### Task statement
Please copy out each line of the entries in which "title" appears.

──────── Exercise inputs ────────

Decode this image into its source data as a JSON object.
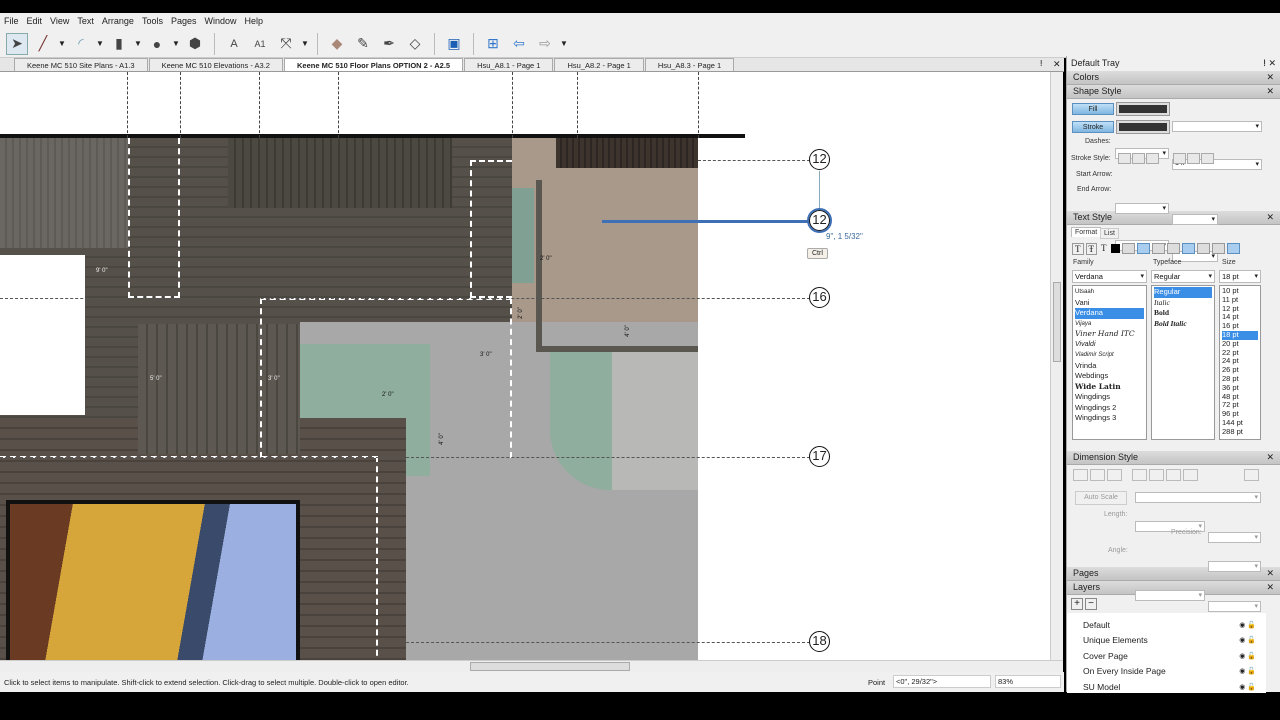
{
  "menu": [
    "File",
    "Edit",
    "View",
    "Text",
    "Arrange",
    "Tools",
    "Pages",
    "Window",
    "Help"
  ],
  "tabs": [
    "Keene MC 510 Site Plans - A1.3",
    "Keene MC 510 Elevations - A3.2",
    "Keene MC 510 Floor Plans OPTION 2 - A2.5",
    "Hsu_A8.1 - Page 1",
    "Hsu_A8.2 - Page 1",
    "Hsu_A8.3 - Page 1"
  ],
  "canvas": {
    "grid_labels": [
      "12",
      "12",
      "16",
      "17",
      "18"
    ],
    "cursor_readout": "9\", 1 5/32\"",
    "ctrl_tooltip": "Ctrl",
    "dims": [
      "9' 0\"",
      "2' 0\"",
      "2' 0\"",
      "4' 0\"",
      "3' 0\"",
      "5' 0\"",
      "3' 0\"",
      "2' 0\"",
      "4' 0\""
    ]
  },
  "status": {
    "hint": "Click to select items to manipulate. Shift-click to extend selection. Click-drag to select multiple. Double-click to open editor.",
    "point_label": "Point",
    "point_value": "<0\", 29/32\">",
    "zoom": "83%"
  },
  "tray": {
    "title": "Default Tray",
    "colors": "Colors",
    "shape_style": {
      "title": "Shape Style",
      "fill": "Fill",
      "stroke": "Stroke",
      "dashes": "Dashes:",
      "dash_scale": "1 x",
      "stroke_style": "Stroke Style:",
      "start_arrow": "Start Arrow:",
      "end_arrow": "End Arrow:"
    },
    "text_style": {
      "title": "Text Style",
      "tab_format": "Format",
      "tab_list": "List",
      "family_label": "Family",
      "typeface_label": "Typeface",
      "size_label": "Size",
      "family": "Verdana",
      "typeface": "Regular",
      "size": "18 pt",
      "families": [
        "Utsaah",
        "Vani",
        "Verdana",
        "Vijaya",
        "Viner Hand ITC",
        "Vivaldi",
        "Vladimir Script",
        "Vrinda",
        "Webdings",
        "Wide Latin",
        "Wingdings",
        "Wingdings 2",
        "Wingdings 3"
      ],
      "typefaces": [
        "Regular",
        "Italic",
        "Bold",
        "Bold Italic"
      ],
      "sizes": [
        "10 pt",
        "11 pt",
        "12 pt",
        "14 pt",
        "16 pt",
        "18 pt",
        "20 pt",
        "22 pt",
        "24 pt",
        "26 pt",
        "28 pt",
        "36 pt",
        "48 pt",
        "72 pt",
        "96 pt",
        "144 pt",
        "288 pt"
      ]
    },
    "dimension_style": {
      "title": "Dimension Style",
      "auto_scale": "Auto Scale",
      "length": "Length:",
      "precision": "Precision:",
      "angle": "Angle:"
    },
    "pages": "Pages",
    "layers": {
      "title": "Layers",
      "items": [
        "Default",
        "Unique Elements",
        "Cover Page",
        "On Every Inside Page",
        "SU Model"
      ]
    }
  }
}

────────

### Output below
    "title": "Default Tray",
      "title": "Shape Style",
      "title": "Text Style",
      "title": "Dimension Style",
      "title": "Layers",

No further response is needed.